= Description of the task =
In the entries below, count each line holding the word "brush". Answer with the total alone.

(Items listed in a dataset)
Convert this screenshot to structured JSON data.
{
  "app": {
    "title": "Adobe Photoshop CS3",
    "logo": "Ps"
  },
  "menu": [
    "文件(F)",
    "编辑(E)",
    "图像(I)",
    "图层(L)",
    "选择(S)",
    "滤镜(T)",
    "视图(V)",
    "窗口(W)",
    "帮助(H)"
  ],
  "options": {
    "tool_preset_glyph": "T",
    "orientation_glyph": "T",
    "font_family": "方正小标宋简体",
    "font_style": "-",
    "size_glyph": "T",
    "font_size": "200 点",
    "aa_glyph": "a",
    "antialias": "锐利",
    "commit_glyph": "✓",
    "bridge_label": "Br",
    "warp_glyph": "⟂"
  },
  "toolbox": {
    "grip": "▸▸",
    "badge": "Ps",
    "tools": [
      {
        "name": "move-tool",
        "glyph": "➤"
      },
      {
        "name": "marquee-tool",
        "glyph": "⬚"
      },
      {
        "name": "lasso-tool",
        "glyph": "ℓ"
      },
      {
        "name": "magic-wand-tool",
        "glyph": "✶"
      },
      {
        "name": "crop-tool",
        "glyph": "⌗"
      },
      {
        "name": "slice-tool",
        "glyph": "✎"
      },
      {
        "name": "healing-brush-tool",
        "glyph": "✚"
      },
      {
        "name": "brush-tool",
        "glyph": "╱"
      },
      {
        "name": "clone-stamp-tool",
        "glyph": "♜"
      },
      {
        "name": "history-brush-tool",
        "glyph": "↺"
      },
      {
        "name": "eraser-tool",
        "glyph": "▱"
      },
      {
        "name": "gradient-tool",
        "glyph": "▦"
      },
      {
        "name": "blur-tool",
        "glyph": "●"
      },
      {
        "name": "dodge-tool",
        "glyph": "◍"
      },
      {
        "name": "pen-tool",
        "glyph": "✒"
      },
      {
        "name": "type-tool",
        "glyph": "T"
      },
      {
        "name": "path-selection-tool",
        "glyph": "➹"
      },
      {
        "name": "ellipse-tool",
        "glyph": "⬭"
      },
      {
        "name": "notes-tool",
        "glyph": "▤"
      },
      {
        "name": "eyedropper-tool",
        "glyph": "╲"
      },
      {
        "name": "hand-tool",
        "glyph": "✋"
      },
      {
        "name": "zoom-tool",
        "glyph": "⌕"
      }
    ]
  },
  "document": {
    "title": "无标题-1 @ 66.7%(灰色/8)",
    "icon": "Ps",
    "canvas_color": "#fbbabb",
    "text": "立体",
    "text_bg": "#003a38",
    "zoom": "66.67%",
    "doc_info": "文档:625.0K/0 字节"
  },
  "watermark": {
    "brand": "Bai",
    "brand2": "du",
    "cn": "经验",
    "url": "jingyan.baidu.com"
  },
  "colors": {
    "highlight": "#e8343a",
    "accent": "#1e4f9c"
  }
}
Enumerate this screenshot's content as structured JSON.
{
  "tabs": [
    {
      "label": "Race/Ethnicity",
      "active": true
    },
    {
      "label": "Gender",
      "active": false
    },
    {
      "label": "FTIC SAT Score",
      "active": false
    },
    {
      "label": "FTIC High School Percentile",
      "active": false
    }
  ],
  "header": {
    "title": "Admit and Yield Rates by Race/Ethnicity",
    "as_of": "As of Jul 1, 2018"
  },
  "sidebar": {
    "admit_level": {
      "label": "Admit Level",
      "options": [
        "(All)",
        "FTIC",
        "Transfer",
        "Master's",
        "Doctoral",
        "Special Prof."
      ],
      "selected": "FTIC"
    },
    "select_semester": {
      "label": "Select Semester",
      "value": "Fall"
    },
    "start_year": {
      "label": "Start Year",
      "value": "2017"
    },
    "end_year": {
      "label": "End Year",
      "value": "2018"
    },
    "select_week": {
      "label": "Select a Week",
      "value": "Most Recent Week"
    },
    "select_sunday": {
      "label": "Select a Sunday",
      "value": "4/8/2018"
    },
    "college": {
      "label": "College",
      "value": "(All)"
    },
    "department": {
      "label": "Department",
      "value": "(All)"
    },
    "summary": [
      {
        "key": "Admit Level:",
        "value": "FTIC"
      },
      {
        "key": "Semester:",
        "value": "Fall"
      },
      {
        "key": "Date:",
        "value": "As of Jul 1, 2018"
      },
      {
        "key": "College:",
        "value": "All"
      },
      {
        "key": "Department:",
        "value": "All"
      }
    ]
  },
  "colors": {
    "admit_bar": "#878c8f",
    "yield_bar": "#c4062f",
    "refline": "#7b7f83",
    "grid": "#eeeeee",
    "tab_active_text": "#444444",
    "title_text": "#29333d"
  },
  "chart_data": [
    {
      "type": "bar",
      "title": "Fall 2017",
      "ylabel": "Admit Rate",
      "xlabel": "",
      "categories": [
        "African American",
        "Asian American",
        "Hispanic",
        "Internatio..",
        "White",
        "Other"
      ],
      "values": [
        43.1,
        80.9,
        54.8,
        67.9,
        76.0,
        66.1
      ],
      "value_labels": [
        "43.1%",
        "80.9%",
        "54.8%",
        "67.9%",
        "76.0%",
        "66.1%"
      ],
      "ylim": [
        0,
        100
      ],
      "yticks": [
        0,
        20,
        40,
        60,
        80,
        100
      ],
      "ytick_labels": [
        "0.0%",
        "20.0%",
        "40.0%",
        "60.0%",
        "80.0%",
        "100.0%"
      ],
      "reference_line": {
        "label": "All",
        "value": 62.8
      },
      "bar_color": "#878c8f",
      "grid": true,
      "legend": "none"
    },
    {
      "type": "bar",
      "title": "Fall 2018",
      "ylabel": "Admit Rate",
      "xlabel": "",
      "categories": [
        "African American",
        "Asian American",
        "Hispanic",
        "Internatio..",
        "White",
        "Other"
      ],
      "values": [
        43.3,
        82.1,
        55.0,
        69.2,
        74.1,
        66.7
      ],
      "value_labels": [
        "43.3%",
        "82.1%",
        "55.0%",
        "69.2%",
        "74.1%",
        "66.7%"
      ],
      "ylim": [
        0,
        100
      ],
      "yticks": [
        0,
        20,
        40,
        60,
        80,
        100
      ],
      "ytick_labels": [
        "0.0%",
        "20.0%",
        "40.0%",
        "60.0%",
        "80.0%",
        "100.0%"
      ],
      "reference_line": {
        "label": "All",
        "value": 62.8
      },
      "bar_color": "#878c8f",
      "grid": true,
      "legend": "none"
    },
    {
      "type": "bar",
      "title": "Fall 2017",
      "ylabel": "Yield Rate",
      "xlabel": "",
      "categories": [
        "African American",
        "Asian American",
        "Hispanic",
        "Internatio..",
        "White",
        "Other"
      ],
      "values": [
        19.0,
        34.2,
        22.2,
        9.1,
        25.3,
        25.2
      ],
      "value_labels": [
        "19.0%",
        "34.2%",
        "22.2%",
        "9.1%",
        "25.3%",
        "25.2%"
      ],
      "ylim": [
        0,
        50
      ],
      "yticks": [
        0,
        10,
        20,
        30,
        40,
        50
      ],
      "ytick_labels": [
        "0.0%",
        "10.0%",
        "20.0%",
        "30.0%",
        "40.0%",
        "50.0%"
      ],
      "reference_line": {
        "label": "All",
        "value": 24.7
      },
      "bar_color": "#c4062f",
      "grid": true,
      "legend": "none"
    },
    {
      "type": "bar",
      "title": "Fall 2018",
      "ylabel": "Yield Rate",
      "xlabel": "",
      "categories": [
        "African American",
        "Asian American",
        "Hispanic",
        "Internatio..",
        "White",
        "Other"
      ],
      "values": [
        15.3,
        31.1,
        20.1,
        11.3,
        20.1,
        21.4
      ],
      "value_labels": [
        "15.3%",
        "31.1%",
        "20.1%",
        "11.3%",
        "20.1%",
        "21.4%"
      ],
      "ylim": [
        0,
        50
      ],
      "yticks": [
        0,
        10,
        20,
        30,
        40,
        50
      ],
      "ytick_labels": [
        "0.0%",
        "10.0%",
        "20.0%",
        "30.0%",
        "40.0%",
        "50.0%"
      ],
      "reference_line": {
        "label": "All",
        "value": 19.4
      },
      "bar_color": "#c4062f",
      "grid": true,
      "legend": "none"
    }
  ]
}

= Response below =
3